From the records below, take each line where the string "this" shows up and copy it.

Data for processing
%%

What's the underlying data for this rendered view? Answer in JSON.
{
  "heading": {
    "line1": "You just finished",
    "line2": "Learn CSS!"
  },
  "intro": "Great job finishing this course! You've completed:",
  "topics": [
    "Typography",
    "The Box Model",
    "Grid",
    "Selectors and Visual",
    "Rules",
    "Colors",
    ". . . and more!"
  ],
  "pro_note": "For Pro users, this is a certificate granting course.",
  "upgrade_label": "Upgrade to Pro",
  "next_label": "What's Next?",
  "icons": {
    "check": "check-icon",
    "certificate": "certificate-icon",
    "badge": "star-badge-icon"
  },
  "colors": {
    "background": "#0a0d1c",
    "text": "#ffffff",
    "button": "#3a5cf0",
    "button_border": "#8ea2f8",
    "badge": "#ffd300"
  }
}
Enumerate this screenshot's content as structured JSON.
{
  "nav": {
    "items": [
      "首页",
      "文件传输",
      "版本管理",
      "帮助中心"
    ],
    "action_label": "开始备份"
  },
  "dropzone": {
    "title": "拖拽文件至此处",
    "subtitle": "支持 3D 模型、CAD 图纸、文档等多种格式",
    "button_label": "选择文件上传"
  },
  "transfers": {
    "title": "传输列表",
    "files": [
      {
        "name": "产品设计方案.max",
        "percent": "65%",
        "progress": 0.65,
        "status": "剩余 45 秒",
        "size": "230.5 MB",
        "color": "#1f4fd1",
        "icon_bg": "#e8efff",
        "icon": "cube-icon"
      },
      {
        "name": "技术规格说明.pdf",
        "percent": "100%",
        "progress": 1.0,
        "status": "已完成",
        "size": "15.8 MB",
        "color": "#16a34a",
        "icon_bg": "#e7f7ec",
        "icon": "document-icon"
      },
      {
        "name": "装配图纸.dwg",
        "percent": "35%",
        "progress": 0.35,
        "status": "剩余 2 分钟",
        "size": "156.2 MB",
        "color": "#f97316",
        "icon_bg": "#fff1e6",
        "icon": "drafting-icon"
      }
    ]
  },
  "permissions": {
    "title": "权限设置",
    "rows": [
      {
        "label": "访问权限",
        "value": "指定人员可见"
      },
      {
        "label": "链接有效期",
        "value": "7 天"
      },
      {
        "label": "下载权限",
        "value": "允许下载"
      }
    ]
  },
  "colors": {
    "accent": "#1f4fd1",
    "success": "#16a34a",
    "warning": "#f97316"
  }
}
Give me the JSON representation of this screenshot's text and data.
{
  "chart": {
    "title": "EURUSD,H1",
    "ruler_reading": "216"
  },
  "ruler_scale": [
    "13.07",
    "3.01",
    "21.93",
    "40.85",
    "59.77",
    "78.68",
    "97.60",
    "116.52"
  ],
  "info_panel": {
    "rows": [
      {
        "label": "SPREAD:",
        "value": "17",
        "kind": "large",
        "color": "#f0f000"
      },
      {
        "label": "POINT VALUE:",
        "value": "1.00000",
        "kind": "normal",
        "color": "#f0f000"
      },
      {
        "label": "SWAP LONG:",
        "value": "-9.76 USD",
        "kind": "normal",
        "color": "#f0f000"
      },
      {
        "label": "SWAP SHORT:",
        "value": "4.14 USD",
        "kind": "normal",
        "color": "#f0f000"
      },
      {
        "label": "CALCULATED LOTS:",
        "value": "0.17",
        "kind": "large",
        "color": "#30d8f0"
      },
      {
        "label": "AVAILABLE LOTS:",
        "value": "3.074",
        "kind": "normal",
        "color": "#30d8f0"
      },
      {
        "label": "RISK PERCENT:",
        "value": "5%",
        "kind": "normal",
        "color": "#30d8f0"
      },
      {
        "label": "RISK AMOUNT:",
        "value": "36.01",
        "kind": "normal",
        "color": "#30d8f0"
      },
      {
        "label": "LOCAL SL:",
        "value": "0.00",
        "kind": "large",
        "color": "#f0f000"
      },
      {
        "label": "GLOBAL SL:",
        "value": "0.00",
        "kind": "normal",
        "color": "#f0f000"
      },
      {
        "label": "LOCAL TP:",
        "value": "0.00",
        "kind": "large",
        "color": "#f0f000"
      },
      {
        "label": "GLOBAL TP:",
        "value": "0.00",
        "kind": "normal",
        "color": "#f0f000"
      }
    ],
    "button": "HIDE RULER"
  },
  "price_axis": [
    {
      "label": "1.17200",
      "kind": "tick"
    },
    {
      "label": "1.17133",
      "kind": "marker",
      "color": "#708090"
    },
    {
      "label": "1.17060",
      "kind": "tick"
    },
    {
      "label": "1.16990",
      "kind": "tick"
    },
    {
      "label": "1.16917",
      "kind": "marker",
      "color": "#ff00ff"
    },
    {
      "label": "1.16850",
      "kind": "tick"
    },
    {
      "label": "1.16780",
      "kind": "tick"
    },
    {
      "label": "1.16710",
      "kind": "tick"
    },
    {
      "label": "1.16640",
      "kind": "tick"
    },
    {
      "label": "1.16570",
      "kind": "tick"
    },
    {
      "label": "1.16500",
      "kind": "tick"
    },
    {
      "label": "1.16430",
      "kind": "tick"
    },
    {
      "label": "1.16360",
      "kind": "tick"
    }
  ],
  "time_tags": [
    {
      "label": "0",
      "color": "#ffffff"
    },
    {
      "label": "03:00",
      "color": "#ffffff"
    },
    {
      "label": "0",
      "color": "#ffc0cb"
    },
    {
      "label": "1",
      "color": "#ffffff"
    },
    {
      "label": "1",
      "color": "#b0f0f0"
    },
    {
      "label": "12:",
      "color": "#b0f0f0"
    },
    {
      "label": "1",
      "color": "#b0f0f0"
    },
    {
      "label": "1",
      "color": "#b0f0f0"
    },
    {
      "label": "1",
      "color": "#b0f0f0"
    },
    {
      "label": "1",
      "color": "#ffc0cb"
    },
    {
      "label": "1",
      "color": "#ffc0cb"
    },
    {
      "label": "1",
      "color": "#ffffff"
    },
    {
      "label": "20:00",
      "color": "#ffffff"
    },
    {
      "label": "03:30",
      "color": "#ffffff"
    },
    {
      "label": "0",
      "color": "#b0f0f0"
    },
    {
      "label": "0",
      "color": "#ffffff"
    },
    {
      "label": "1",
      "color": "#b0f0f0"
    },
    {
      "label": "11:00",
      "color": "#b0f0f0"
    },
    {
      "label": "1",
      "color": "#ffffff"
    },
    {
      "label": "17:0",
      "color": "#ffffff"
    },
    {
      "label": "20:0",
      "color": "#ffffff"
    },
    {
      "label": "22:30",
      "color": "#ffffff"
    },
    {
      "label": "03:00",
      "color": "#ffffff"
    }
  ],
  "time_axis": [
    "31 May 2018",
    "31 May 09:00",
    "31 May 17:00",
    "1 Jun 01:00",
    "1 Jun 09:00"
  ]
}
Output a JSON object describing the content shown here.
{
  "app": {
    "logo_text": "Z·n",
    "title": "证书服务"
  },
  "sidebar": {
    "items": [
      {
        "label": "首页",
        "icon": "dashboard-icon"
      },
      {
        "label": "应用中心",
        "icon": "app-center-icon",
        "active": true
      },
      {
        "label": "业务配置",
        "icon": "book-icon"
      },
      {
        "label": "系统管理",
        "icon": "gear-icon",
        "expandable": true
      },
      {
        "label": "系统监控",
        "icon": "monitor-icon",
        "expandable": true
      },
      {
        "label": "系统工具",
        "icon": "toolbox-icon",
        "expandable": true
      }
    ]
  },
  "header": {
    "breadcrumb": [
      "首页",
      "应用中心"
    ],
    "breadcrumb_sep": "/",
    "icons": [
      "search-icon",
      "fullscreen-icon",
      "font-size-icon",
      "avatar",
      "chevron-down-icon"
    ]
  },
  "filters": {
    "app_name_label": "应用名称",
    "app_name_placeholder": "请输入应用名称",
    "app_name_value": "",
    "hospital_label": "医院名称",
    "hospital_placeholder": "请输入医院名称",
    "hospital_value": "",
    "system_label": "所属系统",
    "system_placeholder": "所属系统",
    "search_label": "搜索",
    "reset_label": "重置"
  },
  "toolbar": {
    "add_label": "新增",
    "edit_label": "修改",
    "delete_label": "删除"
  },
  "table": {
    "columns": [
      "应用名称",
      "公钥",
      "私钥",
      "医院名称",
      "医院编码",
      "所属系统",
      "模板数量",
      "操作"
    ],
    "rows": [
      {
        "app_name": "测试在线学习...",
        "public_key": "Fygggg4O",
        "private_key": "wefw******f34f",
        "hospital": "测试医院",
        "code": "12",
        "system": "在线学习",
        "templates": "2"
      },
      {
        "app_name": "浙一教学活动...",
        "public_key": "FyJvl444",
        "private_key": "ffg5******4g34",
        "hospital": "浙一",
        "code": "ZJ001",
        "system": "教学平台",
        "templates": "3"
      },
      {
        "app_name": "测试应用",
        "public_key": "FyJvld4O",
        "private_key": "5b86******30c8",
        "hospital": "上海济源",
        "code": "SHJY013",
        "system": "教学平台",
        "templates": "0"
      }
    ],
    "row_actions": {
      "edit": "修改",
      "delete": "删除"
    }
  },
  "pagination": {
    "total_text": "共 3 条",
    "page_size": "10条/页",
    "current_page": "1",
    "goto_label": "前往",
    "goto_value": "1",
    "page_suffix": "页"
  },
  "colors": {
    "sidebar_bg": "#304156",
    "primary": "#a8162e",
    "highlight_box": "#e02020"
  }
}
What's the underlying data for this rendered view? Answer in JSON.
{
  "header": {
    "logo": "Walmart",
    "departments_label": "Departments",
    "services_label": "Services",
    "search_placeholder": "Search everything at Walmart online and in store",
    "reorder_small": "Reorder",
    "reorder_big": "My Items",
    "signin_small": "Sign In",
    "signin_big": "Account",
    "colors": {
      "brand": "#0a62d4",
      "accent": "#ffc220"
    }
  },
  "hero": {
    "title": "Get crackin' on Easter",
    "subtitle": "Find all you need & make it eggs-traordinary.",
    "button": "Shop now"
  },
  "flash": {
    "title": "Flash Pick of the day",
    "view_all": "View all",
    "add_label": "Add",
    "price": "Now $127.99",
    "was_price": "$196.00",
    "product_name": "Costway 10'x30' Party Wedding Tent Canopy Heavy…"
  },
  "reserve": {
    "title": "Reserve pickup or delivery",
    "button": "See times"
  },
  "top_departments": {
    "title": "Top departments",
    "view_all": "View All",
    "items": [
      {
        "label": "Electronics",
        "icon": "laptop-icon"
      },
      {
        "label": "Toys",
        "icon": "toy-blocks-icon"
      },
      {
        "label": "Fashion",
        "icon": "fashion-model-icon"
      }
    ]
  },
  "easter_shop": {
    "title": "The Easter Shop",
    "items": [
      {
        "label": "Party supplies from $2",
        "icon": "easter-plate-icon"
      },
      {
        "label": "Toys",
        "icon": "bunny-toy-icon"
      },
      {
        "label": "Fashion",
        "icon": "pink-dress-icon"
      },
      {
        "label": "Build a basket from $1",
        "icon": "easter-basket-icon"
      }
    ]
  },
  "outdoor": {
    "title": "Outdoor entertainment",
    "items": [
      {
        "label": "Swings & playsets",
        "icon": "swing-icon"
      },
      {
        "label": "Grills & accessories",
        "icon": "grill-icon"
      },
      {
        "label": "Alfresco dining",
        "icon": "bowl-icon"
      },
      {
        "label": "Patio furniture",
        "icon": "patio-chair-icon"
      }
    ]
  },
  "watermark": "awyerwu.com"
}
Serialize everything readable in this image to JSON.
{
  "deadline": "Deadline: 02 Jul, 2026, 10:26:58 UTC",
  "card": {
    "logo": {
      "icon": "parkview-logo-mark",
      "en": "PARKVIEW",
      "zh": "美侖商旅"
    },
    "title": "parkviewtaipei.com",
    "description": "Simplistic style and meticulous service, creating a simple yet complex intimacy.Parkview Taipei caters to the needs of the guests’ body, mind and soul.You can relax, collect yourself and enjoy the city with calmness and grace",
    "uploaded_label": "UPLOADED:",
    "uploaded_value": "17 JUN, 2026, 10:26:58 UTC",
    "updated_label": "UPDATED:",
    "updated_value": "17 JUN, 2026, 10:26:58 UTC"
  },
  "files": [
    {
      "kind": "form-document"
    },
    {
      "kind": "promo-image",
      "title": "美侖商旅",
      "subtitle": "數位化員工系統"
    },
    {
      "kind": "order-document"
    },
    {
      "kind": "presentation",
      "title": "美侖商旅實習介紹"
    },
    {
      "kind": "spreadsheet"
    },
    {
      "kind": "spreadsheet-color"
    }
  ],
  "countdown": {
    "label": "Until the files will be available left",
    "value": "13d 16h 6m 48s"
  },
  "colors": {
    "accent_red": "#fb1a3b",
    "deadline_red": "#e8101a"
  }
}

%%

Finished exercise
What's the underlying data for this rendered view? Answer in JSON.
  "intro": "Great job finishing this course! You've completed:",
  "pro_note": "For Pro users, this is a certificate granting course.",
Enumerate this screenshot's content as structured JSON.
Give me the JSON representation of this screenshot's text and data.
What's the underlying data for this rendered view? Answer in JSON.
Serialize everything readable in this image to JSON.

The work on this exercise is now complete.